STANDARDIZATION IN AQUACULTURE. In September, APROMAR-Rema rolled out a project for Standardization in Sea Farms with the Spanish Association for Standardization (UNE) to develop a regulation for the design and maintenance of fish farms in the sea. The goal is to develop a standard that improves the activity's operation, reduces insurance premiums and makes it easier to obtain authorizations. The main members of APROMAR with production in marine hatcheries and suppliers of equipment and related services are participating in this initiative, and the UNE is the technical secretary responsible for the project. The regulation will be complete in spring of 2019.
Q.- What are the main challenges for aquaculture in Spain in 2019?
A.- There are many. APROMAR believes it will overcome them and that the sector in Spain will get back on the path towards growth and job creation.
PREPARATION OF THE EMFF 2021-2027. Although, in 2018, regular use of the EMFF 2014-2020 began, the next EMFF (2021-2027) is starting to be managed. For APROMAR, it's important to note its priorities, because the first draft for the regulation for EMFF 2021-2027, published by the European Commission in June, had many shortcomings. APROMAR is now working with European Parliament to improve the Commission's first document, which it considered deficient. The changes it proposes include (1) determining a specific priority with regard to aquaculture production; (2) maintaining the availability of non-refundable aid for aquaculture production and sales; (3) highlighting group activities; and (4) including the word "aquaculture" in the regulation's name.
COLLECTIVE BARGAINING. Throughout 2018, negotiations were held as part of the 5th National Collective Agreement on Marine Aquaculture but no agreement was reached with the unions. The agreement is expected to be signed in early 2019. The previous editions of the agreement have helped structure a sector which is scattered along the Spanish coasts and for which a labor framework that is not excessively uniform would be suitable.

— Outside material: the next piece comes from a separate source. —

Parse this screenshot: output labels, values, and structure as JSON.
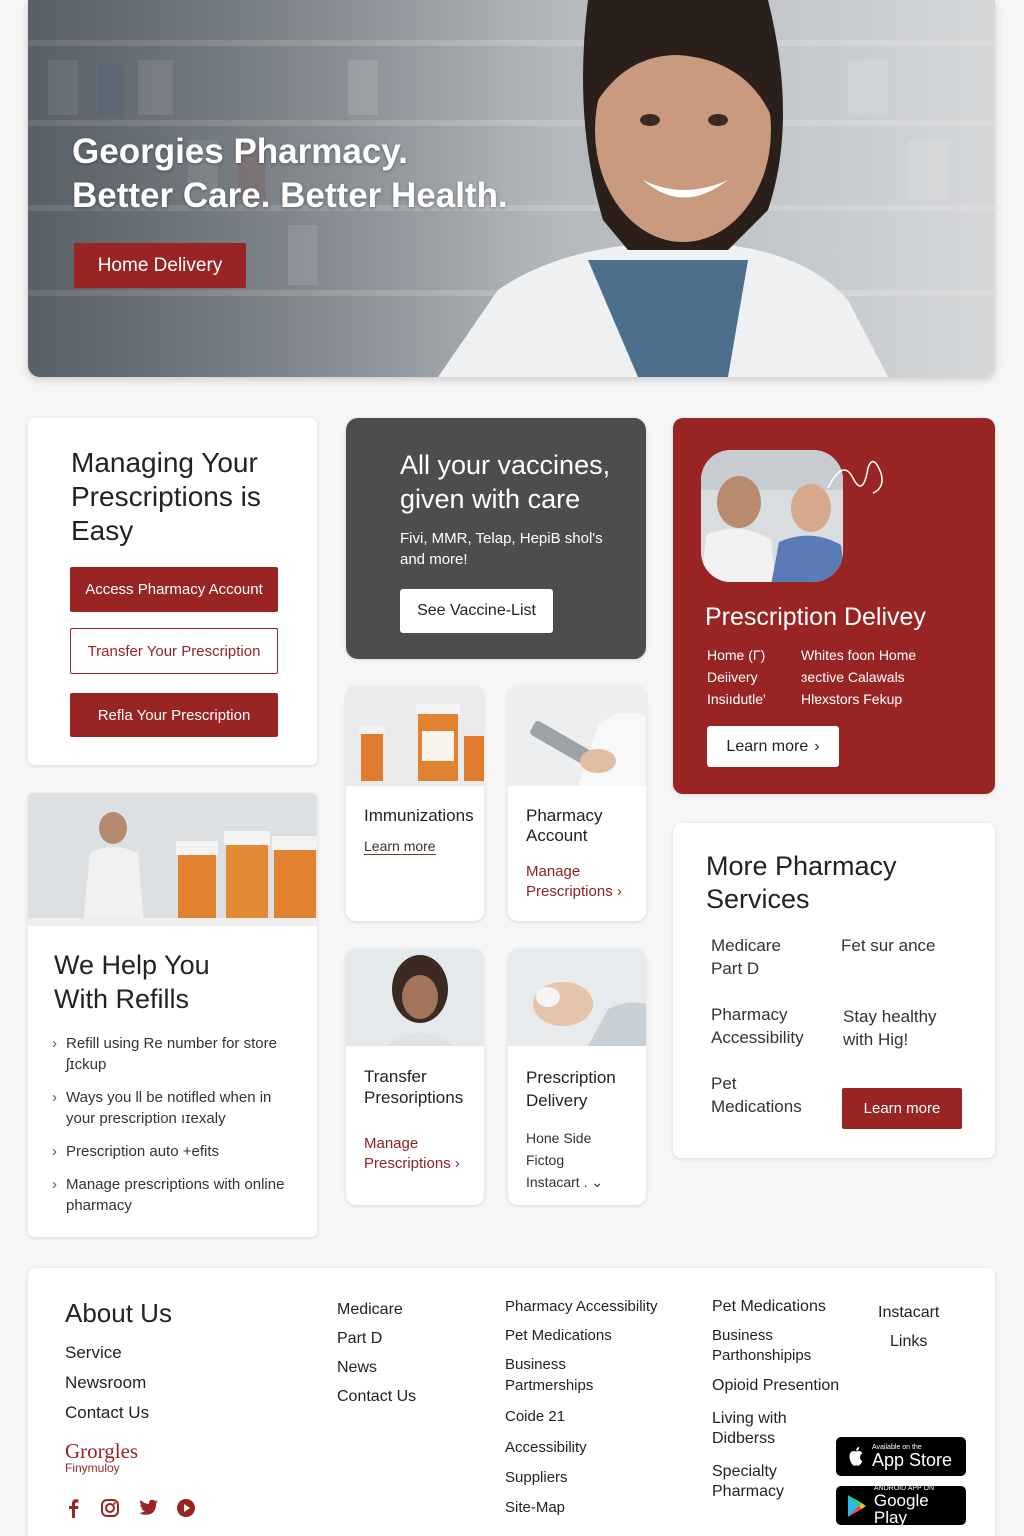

INNOVATION. APROMAR will remain very active with regard to innovation for Blue Growth in 2019, with new projects such as: (1) State-of-the-art Aquaculture 4.0; (2) Strengthening efforts by Spain's marine aquaculture industry within the Blue Growth framework as a strategy for competitiveness and sustainability (AQUAHUB); and (3) Responsible Aquaculture: Microplastics (ACUIPLAS).
Q.- And challenges for Crianza de Nuestros Mares (Raised in Our Seas) in 2019?
A.- One of the most innovative and important actions rolled out by the Spanish industry in recent years was the collective brand, Crianza de Nuestros Mares. This seal allows consumers to easily identify sea bream and various types of sea bass that were farmed in Spanish seas. Throughout 2019, Crianza de Nuestros Mares will continue to implement informational and promotional actions so that consumers increasingly trust the quality seal and are aware of the products' advantages compared with imported fish, as they are fresher, higher quality, and the result of a careful farming process.